A handful of Indian-Americans vie for overnight stardom in a competition for amateur singers in this mockumentary comedy. The Loins of Punjab meat company is sponsoring a televised contest in which fans of Indian pop music will be given the chance to put their talents to the test, with the grand prize winner claiming a 25,000-dollar purse. A diverse array of aspiring singing stars arrive in New Jersey for the competition; some are Indian émigrés who've made their way to America, others were born in the United States to South Asian parents, and one is a Jewish guy, Josh Cohen (Michael Raimondi), who picked up his fondness for Indian music from his girlfriend, Opama (Ayesha Dharker). Other contestants include Sania Rahman (Seema Rahmani), a would-be actress often accused of not being Indian enough by casting agents; financial advisor Vikram Tejwani (Manish Acharya), who is out of work now that his job has been outsourced to India; a militant gay rap artist who calls himself The Turbanotorious BDG (Ajay Naidu); Preeti Patel (Ishitta Sharma), a teenage girl who just wants to be noticed by her large and growing family; and Rrita Kapoor (Shabana Azmi), a wealthy and unscrupulous housewife who isn't above bribing the judges with money or sex. Loins of Punjab Presents was the first feature film from writer and director Manish Acharya, who also plays Vikram. … More
No Friends? Inconceivable! Log in to see what your friends have to say.Login
Critic Reviews for Loins of Punjab Presents
It's frightfully formulaic, with nary a twist or turn on the patented mockumentary form.
An uninspired cultural comedy with a few sharp lines to recommend it.
The zany incomprehensibility of the title should serve as fair warning of the quirkfest to come.
The cast is personable even though their characters and the story are cliched.
Joins show-time antics to sociocultural commentary without reducing its characters, colorful as they are, to cartoons.

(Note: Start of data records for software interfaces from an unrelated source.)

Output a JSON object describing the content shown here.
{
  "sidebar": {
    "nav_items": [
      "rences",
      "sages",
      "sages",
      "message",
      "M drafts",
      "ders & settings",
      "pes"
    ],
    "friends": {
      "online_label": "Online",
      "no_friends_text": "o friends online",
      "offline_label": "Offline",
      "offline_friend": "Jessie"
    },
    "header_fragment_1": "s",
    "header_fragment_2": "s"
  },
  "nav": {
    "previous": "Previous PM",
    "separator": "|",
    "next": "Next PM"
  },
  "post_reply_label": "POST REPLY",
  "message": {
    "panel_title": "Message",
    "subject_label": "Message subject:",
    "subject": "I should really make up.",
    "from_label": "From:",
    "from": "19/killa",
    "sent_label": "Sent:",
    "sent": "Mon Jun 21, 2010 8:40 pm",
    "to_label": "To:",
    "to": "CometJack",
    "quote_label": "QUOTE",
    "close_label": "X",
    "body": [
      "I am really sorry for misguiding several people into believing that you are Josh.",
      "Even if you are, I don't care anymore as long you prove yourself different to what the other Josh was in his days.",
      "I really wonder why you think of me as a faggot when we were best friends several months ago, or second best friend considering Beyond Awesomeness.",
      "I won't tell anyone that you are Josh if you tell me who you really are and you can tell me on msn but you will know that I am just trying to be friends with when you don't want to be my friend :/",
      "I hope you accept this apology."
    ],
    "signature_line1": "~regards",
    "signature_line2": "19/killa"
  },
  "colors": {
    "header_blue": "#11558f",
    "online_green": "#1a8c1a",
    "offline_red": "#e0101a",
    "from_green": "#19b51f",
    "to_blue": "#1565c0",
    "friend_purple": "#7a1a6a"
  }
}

The more you know about Bollywood clichés, desi neuroses and Indian-on-Indian stereotypes, the funnier you'll find Acharya's merciless in-jokes.
The concept is witty even if many jokes fall flat or are incomprehensible to outsiders, and it's an interesting angle on the inclusive ideal pitted against ethnic authenticity.

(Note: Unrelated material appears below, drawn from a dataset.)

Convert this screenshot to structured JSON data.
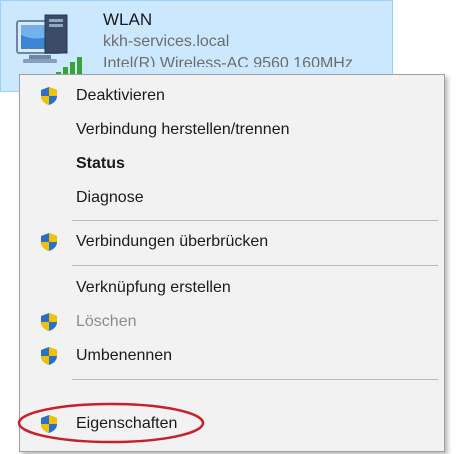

The most obvious model for this sweet, low-budget production is Christopher Guest's Best in Show ... except with desis instead of doggies.
The movie maintains a nice balance between affection for its fame-seekers and sharp jokes at their expense.
Audience Reviews for Loins of Punjab Presents
There are no featured audience reviews yet. Click the link below to see what others say about Loins of Punjab Presents!
Discuss Loins of Punjab Presents on our Movie forum!